● **YOUR INSTRUCTIONS**: Restate the records word for word, omitting nothing.

● **GIVEN DATA**:
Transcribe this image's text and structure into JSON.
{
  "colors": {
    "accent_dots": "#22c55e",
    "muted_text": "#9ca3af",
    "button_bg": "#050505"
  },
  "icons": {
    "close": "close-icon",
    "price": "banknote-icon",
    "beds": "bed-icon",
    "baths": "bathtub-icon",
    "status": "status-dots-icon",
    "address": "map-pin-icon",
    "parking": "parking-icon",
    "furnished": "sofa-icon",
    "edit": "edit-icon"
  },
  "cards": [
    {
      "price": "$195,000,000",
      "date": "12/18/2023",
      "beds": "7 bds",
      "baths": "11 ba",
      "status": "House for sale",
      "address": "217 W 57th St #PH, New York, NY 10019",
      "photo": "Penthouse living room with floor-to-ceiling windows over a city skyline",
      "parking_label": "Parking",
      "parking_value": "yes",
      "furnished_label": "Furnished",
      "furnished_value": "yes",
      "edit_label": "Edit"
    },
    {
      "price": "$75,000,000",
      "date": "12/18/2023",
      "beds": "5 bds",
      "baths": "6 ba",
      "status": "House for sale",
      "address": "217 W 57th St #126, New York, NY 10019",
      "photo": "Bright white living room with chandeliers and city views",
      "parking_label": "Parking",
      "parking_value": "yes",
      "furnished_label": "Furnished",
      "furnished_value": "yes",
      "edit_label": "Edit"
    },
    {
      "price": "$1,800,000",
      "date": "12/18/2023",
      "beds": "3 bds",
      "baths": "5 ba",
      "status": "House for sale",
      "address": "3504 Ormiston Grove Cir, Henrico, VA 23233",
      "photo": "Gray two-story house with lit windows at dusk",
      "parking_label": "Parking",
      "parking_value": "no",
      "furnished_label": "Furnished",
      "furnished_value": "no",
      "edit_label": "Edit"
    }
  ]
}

● **TASK OUTPUT**:
Transcribe this image's text and structure into JSON.
{
  "colors": {
    "accent_dots": "#22c55e",
    "muted_text": "#9ca3af",
    "button_bg": "#050505"
  },
  "icons": {
    "close": "close-icon",
    "price": "banknote-icon",
    "beds": "bed-icon",
    "baths": "bathtub-icon",
    "status": "status-dots-icon",
    "address": "map-pin-icon",
    "parking": "parking-icon",
    "furnished": "sofa-icon",
    "edit": "edit-icon"
  },
  "cards": [
    {
      "price": "$195,000,000",
      "date": "12/18/2023",
      "beds": "7 bds",
      "baths": "11 ba",
      "status": "House for sale",
      "address": "217 W 57th St #PH, New York, NY 10019",
      "photo": "Penthouse living room with floor-to-ceiling windows over a city skyline",
      "parking_label": "Parking",
      "parking_value": "yes",
      "furnished_label": "Furnished",
      "furnished_value": "yes",
      "edit_label": "Edit"
    },
    {
      "price": "$75,000,000",
      "date": "12/18/2023",
      "beds": "5 bds",
      "baths": "6 ba",
      "status": "House for sale",
      "address": "217 W 57th St #126, New York, NY 10019",
      "photo": "Bright white living room with chandeliers and city views",
      "parking_label": "Parking",
      "parking_value": "yes",
      "furnished_label": "Furnished",
      "furnished_value": "yes",
      "edit_label": "Edit"
    },
    {
      "price": "$1,800,000",
      "date": "12/18/2023",
      "beds": "3 bds",
      "baths": "5 ba",
      "status": "House for sale",
      "address": "3504 Ormiston Grove Cir, Henrico, VA 23233",
      "photo": "Gray two-story house with lit windows at dusk",
      "parking_label": "Parking",
      "parking_value": "no",
      "furnished_label": "Furnished",
      "furnished_value": "no",
      "edit_label": "Edit"
    }
  ]
}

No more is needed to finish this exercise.